- Opening Delimiter -

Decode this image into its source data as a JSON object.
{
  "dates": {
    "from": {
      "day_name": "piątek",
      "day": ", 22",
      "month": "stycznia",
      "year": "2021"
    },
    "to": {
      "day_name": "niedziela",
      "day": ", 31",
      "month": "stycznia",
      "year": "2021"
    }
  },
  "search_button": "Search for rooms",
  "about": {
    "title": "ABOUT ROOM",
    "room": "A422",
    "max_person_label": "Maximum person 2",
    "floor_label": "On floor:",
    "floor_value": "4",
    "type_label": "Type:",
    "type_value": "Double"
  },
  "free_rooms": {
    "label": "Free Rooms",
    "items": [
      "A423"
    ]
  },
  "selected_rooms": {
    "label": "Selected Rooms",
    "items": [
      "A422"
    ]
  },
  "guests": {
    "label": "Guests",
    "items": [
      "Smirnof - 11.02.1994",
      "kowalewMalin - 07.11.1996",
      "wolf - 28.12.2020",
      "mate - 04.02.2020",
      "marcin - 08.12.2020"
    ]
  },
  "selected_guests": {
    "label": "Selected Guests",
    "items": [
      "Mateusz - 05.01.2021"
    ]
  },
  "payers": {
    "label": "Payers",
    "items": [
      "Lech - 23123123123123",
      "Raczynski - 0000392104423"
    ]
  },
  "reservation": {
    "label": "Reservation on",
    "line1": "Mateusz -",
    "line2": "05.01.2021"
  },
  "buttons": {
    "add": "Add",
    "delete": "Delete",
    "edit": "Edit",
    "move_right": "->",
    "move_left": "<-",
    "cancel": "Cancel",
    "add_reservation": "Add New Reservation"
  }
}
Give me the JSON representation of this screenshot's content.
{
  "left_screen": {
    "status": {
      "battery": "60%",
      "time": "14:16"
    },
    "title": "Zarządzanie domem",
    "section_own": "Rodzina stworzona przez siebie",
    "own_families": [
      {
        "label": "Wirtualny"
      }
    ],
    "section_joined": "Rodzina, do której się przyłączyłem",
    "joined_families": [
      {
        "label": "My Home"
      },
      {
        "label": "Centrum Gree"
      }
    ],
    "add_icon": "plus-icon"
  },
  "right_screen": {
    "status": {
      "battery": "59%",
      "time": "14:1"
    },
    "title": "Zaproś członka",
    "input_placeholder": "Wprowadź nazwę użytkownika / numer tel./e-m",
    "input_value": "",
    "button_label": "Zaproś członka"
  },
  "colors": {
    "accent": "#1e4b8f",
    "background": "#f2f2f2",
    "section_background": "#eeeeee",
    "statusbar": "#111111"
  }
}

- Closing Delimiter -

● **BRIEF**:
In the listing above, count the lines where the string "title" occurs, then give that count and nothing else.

● **ANSWER SPACE**:
3